Perhaps she was asking the wrong question. The Storm King had offered her restoration in exchange for fealty. Twilight offered it with no such strings attached. By any means, Twilight’s proposal was the much safer bet.

“Your kindness is truly boundless, Twilight.”

But kindness was not the only qualifier for Tempest’s decisions. Twilight wished to be her friend; what she asked was important. But more important was what the offer meant to Tempest.

She’d resented her disability for years, spent her entire time under the Storm King working to undo it. When it became apparent that he could not — would not — help her, Tempest was crushed. But after the takedown, Tempest began to slowly realize that she had adapted.

Her horn did not define her, it did not truly restrict the heights to which she had climbed nor the depths to which she had sunk. Those were the product of her own decisions, horn or no horn. Nowhere was this more apparent than her conversation with Twilight Sparkle.

After a long pause to contemplate, Tempest finally met Twilight’s eyes and spoke.
“Thank you for your offer. But I’m learning to be more comfortable with who I am.”

Twilight’s head cocked ever so slightly to the side. Surely she was mulling over why Tempest chose as she had? After all, a scholar of magic and a royal councilor used magic every day; it would be a terrible handicap to one such as Twilight. But while this life might have been prohibited by a lack of functional horn, a life — one healthy and productive — was not impossible. Twilight’s face reflected this understanding as a smile broke across her face.

“I’m happy that you better understand yourself, Tempest.”

“And I’m happy that you understand my decisions.”

The clang of the bells in the clock tower down the street marked the top of the hour. Twilight slowly stood from her seat and smoothed her coat. “It’s getting late. I should be going.”

“Don’t concern yourself with cleanup. I can handle that.”

Tempest rose, flanking Twilight and escorting her to the door. She gingerly depressed the latch and swung the door open. Twilight stepped outside before turning back around.

“I’ll let you know when you need to report in.” She leaned forward and wrapped her hooves around Tempest’s neck, embracing her.

Tempest froze for a fleeting moment, but the instinctive reaction was quickly thawed by the warmth of Twilight’s hug. Slowly, she raised a hoof to return it. They lingered for a time before Twilight finally withdrew. The smile on her face remained.

“Take care, Tempest.”

“Thank you, Twilight,” Tempest said, a genuine smile finally gracing her face. “For the dinner, for the stories, and for the company. It’s been a lonely couple days.”

“It’s what friends do!” Twilight beamed.

“Good night, Twilight.”

The Councilor turned, waved, and trotted off into the evening. Tempest shut the door behind her, pausing a moment to bask in the strange feeling that lingered. She trotted back up the stairs, turning on lamps as she went to fill the void left by the fading sun.

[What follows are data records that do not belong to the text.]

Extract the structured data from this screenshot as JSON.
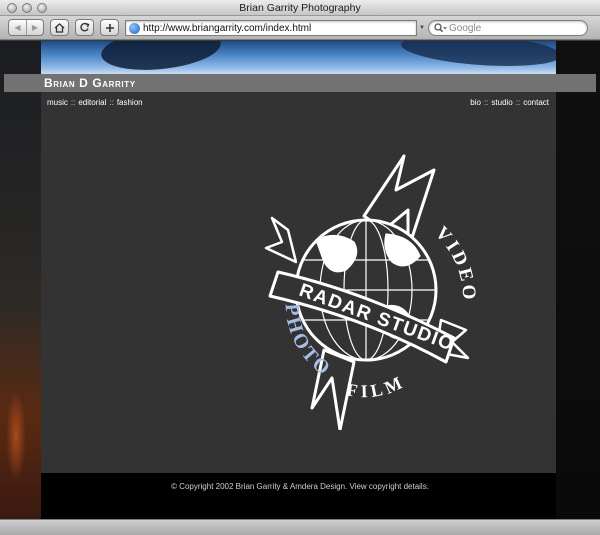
{
  "window": {
    "title": "Brian Garrity Photography"
  },
  "toolbar": {
    "url": "http://www.briangarrity.com/index.html",
    "search_placeholder": "Google"
  },
  "site": {
    "name": "Brian D Garrity",
    "nav_left": [
      "music",
      "editorial",
      "fashion"
    ],
    "nav_right": [
      "bio",
      "studio",
      "contact"
    ],
    "nav_separator": "::"
  },
  "logo": {
    "banner_text": "RADAR STUDIO",
    "word_left": "PHOTO",
    "word_right": "VIDEO",
    "word_bottom": "FILM",
    "accent_color": "#a7bde6"
  },
  "footer": {
    "copyright": "© Copyright 2002 Brian Garrity & Amdera Design. View copyright details."
  },
  "colors": {
    "page_bg": "#333333",
    "namebar": "#727272",
    "frame": "#000000"
  }
}
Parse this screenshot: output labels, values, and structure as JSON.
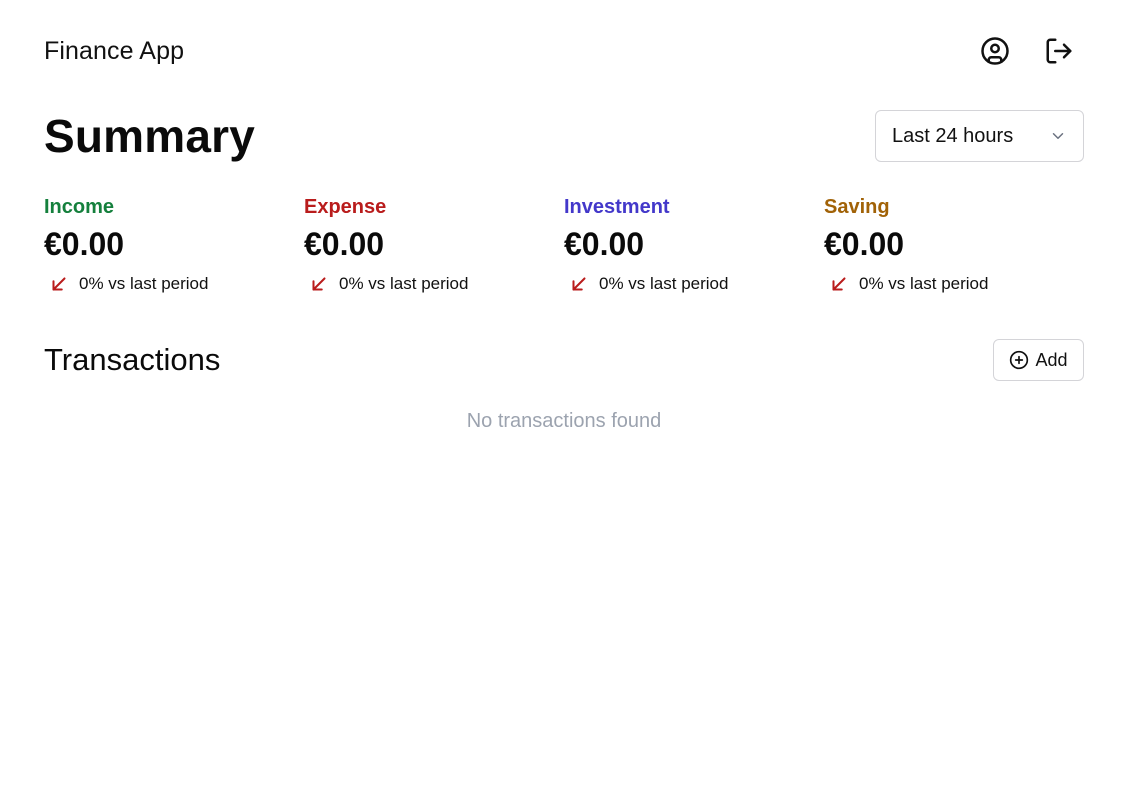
{
  "app": {
    "title": "Finance App"
  },
  "header": {
    "profile_icon": "user-circle-icon",
    "logout_icon": "log-out-icon"
  },
  "summary": {
    "title": "Summary",
    "period": {
      "selected": "Last 24 hours",
      "icon": "chevron-down-icon"
    },
    "stats": [
      {
        "label": "Income",
        "value": "€0.00",
        "change": "0% vs last period",
        "color": "#15803d"
      },
      {
        "label": "Expense",
        "value": "€0.00",
        "change": "0% vs last period",
        "color": "#b91c1c"
      },
      {
        "label": "Investment",
        "value": "€0.00",
        "change": "0% vs last period",
        "color": "#4338ca"
      },
      {
        "label": "Saving",
        "value": "€0.00",
        "change": "0% vs last period",
        "color": "#a16207"
      }
    ],
    "change_arrow_icon": "arrow-down-left-icon",
    "change_color": "#b91c1c"
  },
  "transactions": {
    "title": "Transactions",
    "add_label": "Add",
    "add_icon": "plus-circle-icon",
    "empty_text": "No transactions found"
  }
}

Thirst tickled her throat once again. He gaze settled upon the decanter once again. She trotted forward, anticipating the need to use her hooves again, but stopped short. A curious notion washed over her. She looked to the decanter and once again focused on her magic. Her horn sparked again, briefly lighting the room in ghostly glow and erratic arcs of aether before extinguishing.

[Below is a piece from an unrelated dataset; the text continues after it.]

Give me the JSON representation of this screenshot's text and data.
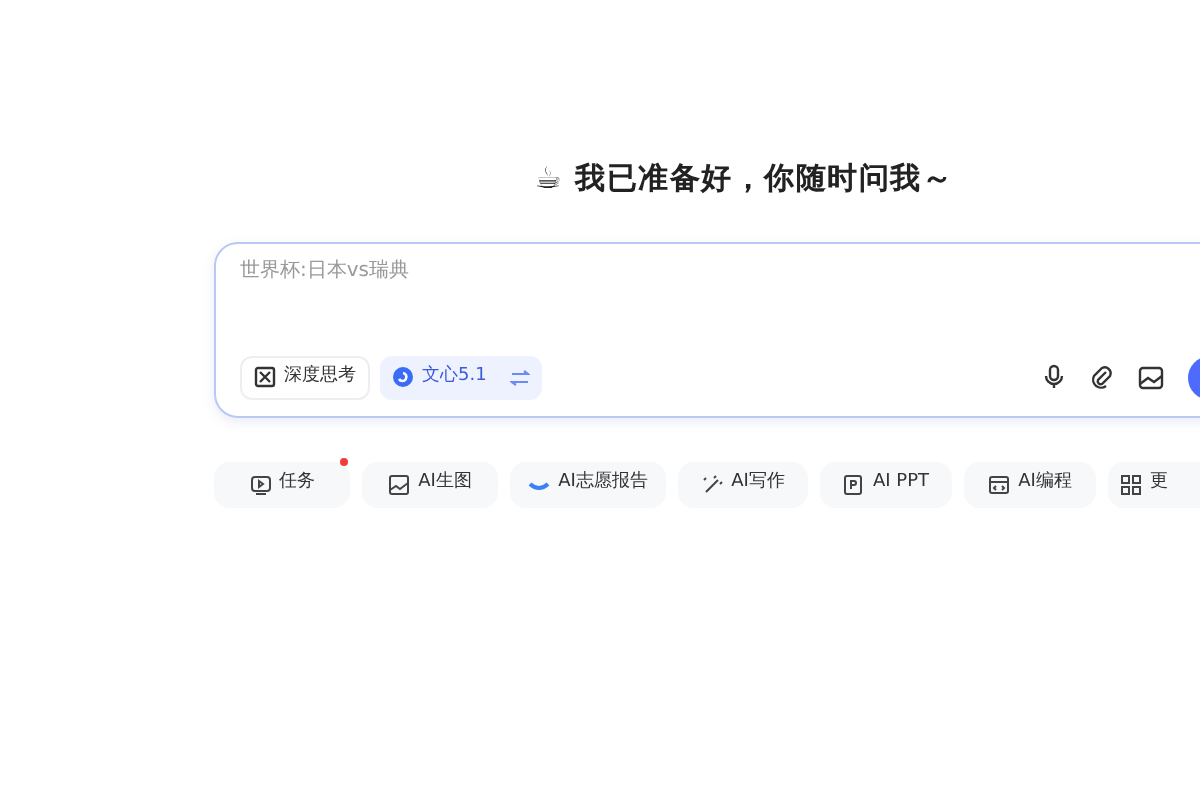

“No.” She said quietly to herself.

Disappointing herself with one deficiency when there were so many other things she could do was no longer necessary. She trotted over and poured herself a drink with her hooves, then trotted to the balcony to enjoy the last of the sunset colors before they faded into night. Tempest may have been in possession of a broken horn, but the broken horn was not her. There was more of her to cultivate, more of Equestria to explore and connect with.

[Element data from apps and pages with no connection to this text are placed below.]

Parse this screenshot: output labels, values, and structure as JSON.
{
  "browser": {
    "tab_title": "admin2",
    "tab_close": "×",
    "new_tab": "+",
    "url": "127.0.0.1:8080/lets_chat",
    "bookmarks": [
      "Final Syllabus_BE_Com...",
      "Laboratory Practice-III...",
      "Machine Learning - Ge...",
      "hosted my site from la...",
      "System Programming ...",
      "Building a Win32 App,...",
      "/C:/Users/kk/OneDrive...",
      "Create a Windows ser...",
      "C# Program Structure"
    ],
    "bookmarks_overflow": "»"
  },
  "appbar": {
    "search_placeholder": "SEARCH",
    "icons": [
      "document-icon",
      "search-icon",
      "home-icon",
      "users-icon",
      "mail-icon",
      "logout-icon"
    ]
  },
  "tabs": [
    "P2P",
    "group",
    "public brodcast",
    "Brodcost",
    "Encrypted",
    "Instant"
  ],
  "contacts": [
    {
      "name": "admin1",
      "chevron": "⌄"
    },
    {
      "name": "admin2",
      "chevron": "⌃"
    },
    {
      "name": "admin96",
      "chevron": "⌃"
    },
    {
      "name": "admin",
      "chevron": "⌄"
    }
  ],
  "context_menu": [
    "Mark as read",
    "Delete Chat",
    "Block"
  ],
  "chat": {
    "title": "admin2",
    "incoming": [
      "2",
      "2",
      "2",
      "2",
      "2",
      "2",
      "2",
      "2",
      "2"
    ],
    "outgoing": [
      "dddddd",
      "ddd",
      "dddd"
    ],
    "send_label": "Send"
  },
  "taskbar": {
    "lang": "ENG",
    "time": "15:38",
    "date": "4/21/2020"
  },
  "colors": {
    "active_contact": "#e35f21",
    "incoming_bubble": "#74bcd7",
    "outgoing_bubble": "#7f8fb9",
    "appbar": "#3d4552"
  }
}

Tempest Shadow was not yet whole. But she now knew how to become so. All it took was someone to remind her that a single defect did not sentence her to a life alone.